On Saturday evening, local jazz fans who made their way to the CSUMB World Theater were treated to a stellar performance by the Monterey Jazz Festival’s Next Generation Jazz Orchestra, a big band comprised of the very ‘best of the best’ high school-aged jazz musicians in the country. The concert was co-sponsored by the MJF and CSU Summer Arts as part of the latter’s series of July arts events.
Formerly known as the High School All Star Band, the name of the ensemble was changed in 2004 by this author in his role as the MJF’s Jazz Education Director (now Emeritus) who felt that the “Next Generation Jazz Orchestra” title served better to describe the high level of musicianship of the members of the band and the fact that they truly are the next generation of rising jazz stars. Former members of the ensemble include: pianists Benny Green and Patrice Rushen; saxophonists Joshua Redman, Gordon Goodwin, Donny McCaslin and Dave Koz; trombone great Andy Martin; famed drummers Justin Brown and Chad Wackerman; trumpeters Ambrose Akinmusire, Gilbert Castellanos and Jon Finlayson, and Grammy-winning bassist Larry Grenadier, among many others.
Directed for many years by jazz trumpeter and big band leader Bill Berry, the reins of the NGJO were handed over many years ago to Paul Contos who now serves as the MJF Jazz Education Director. Contos has a knack for selecting extremely challenging and ultra-modern music intermixed with some of the great standard big band charts of the past. On this occasion, the NGJO performed Scott Ninmer’s arrangement of If I Only Had Seven Giant Brains, a particularly difficult work that incorporates a well-known tune from The Wizard of Oz over the changes of John Coltrane’s Giant Steps and Miles Davis’ Seven Steps to Heaven. The piece featured an incredibly well-developed solo by baritone saxophonist Henry Soloman who hails from the Interlochen Arts Academy in Michigan. Other band members had a chance to shine in works such as Race to the Finish, which was written by Drew Zaremba for the famed North Texas University One O’Clock Lab Band, and Gerald Wilson’s arrangement of Perdido and I Got it Bad (And That Ain’t Good) by Duke Ellington.
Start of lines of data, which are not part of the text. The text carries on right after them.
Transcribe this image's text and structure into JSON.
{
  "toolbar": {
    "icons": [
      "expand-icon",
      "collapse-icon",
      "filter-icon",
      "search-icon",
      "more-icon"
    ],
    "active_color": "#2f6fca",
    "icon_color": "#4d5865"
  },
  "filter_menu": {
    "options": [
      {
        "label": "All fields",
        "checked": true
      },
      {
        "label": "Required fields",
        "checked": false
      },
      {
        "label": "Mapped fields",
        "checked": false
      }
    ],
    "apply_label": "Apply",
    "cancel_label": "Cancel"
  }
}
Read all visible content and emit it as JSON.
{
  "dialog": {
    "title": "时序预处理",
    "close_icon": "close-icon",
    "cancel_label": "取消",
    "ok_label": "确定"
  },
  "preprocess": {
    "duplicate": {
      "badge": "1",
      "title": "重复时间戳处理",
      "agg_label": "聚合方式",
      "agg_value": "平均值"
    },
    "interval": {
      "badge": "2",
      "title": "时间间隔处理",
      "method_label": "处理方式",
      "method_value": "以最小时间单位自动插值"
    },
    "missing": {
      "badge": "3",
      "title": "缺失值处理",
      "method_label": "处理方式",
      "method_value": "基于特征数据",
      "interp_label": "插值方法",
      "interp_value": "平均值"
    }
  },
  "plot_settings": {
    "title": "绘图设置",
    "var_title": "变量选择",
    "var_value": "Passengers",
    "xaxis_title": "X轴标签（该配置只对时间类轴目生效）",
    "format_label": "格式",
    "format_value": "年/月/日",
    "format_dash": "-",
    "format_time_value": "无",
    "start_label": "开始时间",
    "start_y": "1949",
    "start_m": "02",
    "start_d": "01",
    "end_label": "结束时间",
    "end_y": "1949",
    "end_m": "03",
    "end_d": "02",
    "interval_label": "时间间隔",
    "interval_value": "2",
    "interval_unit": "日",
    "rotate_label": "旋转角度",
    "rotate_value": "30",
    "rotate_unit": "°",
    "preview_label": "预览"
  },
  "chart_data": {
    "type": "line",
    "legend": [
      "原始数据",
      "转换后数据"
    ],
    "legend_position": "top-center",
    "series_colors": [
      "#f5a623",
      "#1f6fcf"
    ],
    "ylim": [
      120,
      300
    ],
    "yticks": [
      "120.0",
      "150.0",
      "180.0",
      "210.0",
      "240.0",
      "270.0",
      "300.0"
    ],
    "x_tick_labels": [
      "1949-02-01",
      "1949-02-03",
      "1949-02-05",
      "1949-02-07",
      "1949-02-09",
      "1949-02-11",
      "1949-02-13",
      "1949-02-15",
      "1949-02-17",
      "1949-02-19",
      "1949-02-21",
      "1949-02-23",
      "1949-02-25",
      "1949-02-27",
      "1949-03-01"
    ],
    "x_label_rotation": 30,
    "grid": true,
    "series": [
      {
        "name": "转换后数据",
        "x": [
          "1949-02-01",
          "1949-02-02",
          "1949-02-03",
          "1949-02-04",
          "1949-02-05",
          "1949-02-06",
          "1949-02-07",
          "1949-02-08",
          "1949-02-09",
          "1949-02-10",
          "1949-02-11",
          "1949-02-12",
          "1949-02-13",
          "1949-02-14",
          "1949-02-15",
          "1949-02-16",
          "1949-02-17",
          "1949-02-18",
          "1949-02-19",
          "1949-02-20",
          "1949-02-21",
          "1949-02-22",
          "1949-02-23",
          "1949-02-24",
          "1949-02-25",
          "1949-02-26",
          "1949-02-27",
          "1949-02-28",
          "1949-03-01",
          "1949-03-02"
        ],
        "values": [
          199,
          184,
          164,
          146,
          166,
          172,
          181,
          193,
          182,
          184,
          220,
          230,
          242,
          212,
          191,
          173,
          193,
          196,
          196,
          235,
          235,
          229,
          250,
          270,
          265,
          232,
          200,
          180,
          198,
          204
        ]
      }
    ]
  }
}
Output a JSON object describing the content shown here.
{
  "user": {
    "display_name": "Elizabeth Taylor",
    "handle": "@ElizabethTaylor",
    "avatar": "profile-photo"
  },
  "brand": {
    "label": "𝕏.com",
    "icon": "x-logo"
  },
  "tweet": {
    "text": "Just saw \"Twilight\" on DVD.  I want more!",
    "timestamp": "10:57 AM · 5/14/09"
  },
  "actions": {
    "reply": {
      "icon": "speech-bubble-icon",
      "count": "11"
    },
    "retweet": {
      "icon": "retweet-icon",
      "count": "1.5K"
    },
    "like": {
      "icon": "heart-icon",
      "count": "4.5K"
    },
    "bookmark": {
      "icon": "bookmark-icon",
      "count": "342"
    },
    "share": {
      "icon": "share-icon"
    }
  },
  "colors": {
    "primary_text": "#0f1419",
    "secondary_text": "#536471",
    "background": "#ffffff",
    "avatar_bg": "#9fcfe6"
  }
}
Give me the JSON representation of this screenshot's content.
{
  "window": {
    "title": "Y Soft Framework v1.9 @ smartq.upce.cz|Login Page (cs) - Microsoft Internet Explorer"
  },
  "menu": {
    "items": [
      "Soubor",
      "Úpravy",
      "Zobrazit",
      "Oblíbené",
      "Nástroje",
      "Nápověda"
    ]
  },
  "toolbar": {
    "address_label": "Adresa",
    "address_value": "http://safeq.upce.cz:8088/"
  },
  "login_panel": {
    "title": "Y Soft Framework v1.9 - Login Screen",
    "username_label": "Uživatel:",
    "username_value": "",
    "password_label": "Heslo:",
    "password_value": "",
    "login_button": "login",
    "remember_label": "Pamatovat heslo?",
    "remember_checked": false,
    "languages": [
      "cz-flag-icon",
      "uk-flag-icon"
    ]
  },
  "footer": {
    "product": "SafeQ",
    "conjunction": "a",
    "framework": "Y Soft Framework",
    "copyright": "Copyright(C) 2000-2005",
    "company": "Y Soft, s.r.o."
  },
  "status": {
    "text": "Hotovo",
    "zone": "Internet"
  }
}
Several years ago, the ensemble started featuring a vocal soloist which proved to be a highlight of many NGJO performances. This evening was no exception. Lizzi Trumbore of Rancho Bernardo High School in San Diego wowed the audience with her exceptional rendition of the Frank Sinatra favorite Too Close for Comfort, which she followed with an equally impressive performance of Benny Golson’s Whisper Not.
The evening ended with a rousing performance of Benny Carter’s iconic Vine Street Rumble from his Kansas City Suite made famous by the Count Basie Orchestra. At the conclusion of the performance the enthusiastic and appreciative audience was on its feet for a well-deserved standing ovation. I should point out that amazingly enough, this was the first performance for the 2014 version of the NGJO. The students met together for the first time two days earlier to prepare for this concert and their summer tour which also includes a performance at Yoshi’s Jazz Club in San Francisco, prior to a trip to Japan for numerous appearances in Tokyo, Nagoya, Tomisato, and Noto.
Photo by Cole Thompson